by Matthew Sergi, English
Teaching Effectiveness Award Essay, 2010
While critical reading and thinking skills are fundamental to the Reading and Composition series, composition students tend to approach punctuation, grammar, usage, and spelling standards through unquestioning (and usually futile) rote memorization. Active inquiry is good for analyzing Hamlet, sure, but my students have most often seemed to feel that the rubrics in their style guides, or the red marks in their essay margins, are impenetrable and often divorced entirely from the language they speak or write outside of class. As a result, they had difficulty retaining and applying the lessons that style guides and grammar corrections can teach. Such lessons were particularly frustrating to ESL students, or students who spoke non-standard forms of English in their personal lives.
In my R1B section, I combined Howard Zinn’s People’s History techniques with a traditional History of the English Language syllabus, demonstrating to my students that the rules of good English have always been, and are still, changing and subject to conflict, politics, and urgent debate. In a series of exercises, I continually characterized my students’ multiple Englishes as the growing edge of the History of the English Language, over which they are primary authorities. Here, I will focus on one exercise in particular: dialect communities.
As our class read through ongoing scholarly debates about language, mind, and racial identity debates that state and restate the basic assumption that minor shifts in grammar or lexis can hold great power over human thought (for instance, Haig Bosmajian’s The Language of White Racism) — I paired students together, not quite at random, and taught them some basic techniques from sociological fieldwork. I then assigned them to collect data on, and analyze, the language patterns of each others diverse communities: Zinn’s “history, looked at under the surface, in the streets and on the farms,” re-imagined at Berkeley. A seasoned gamer had to research East Oakland’s hip-hop vernacular, while the Oaklander researched World of Warcraft slang. So too for a social sorority sister and a Spanglish speaker; a track runner and a Baptist churchgoer; a first-generation Chinese-American and a fashion designer; a leader of the campus Multicultural Center and a frat brother; a first-generation Indian-American and a first-generation Filipina-American; a Cal football player and a resident of Lothlorien Hall (the progressive vegetarian co-op). A first-generation Polish-American wrote about a surfer, who wrote about a raver. A student who entered late got paired with me, and researched, chillingly, the language patterns of UC Berkeley graduate students.
The final drafts of the resulting essays demonstrated that these students had indeed internalized, retained, and engaged personally with language standards as a variable function of community rule.
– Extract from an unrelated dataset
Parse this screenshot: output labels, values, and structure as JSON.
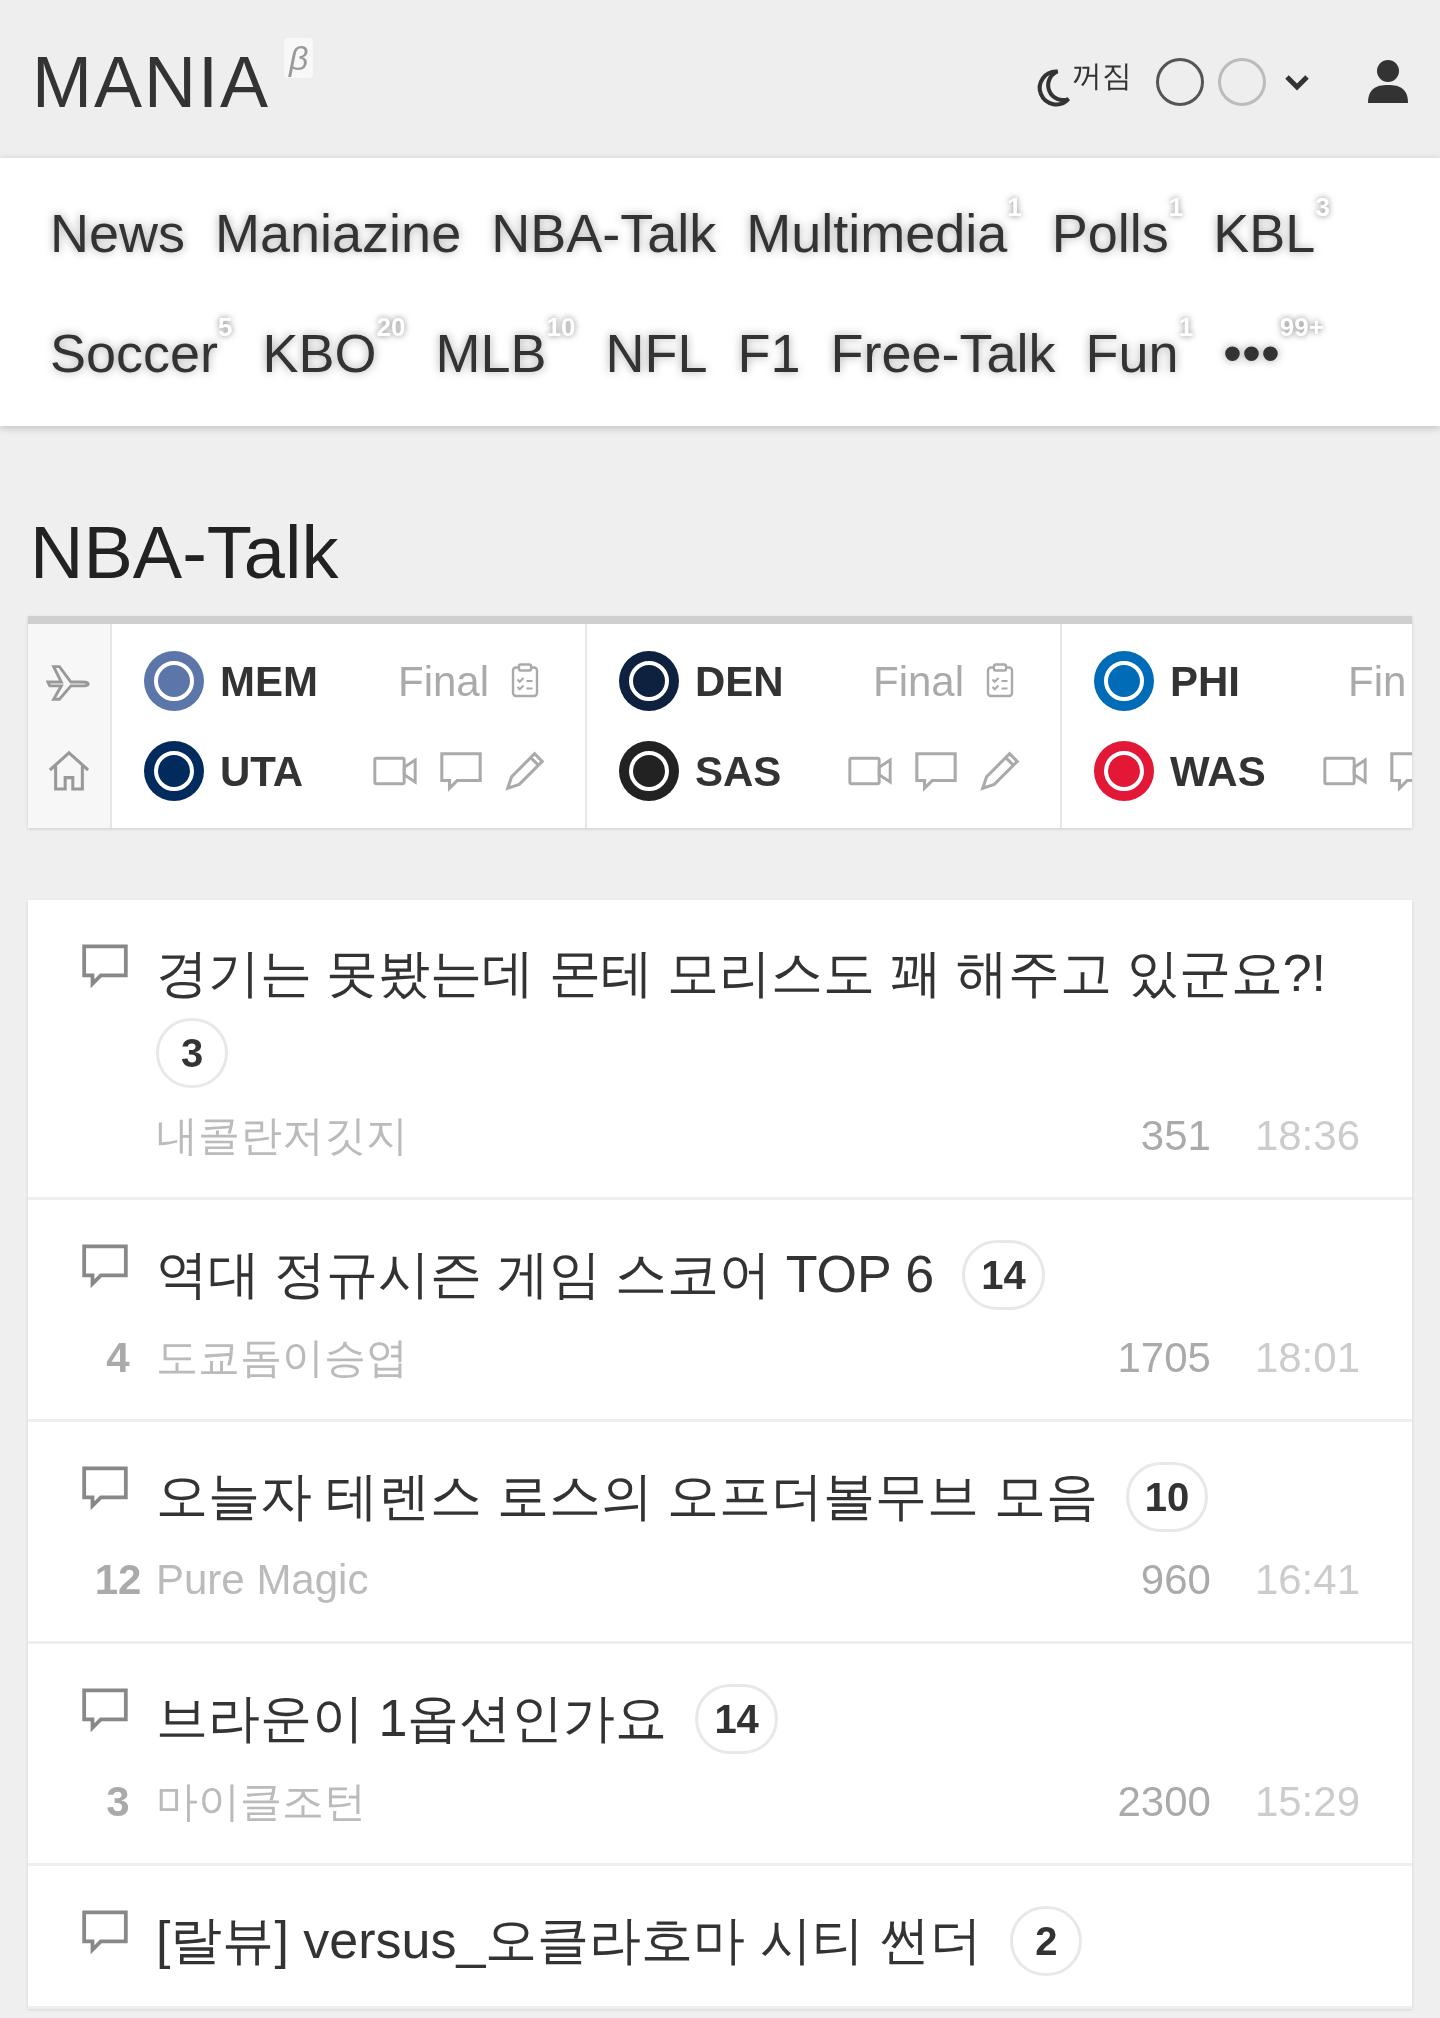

And in subsequent class discussions of grammar, or essay workshops, the students treated academic style standards as just one more manifestation of linguistic code-switching, native to one community among many rather than towering inaccessibly over all spoken English. Later on in the semester, the newly empowered students produced surprisingly advanced essays that critiqued authoritative writing on language standards — including Bosmajian, the Oxford English Dictionary, and the class style guide itself. ESL students in particular produced remarkable analyses of the “ESL Challenges” worksheets they had been given in the past, which, as one student put it, presented “a simplicity and a rigidification of the English language” that discouraged “reading and analyzing.” And the essays themselves, as I had hoped they might, showed more pronounced improvement than usual in punctuation, grammar, usage, and spelling. Indeed, in preparation for my upcoming report on this course to the Society for the Study of the History of the English Language, I recently met up with some of my students from last year — and found, even a year later, that they retained a sense of empowerment over language standards.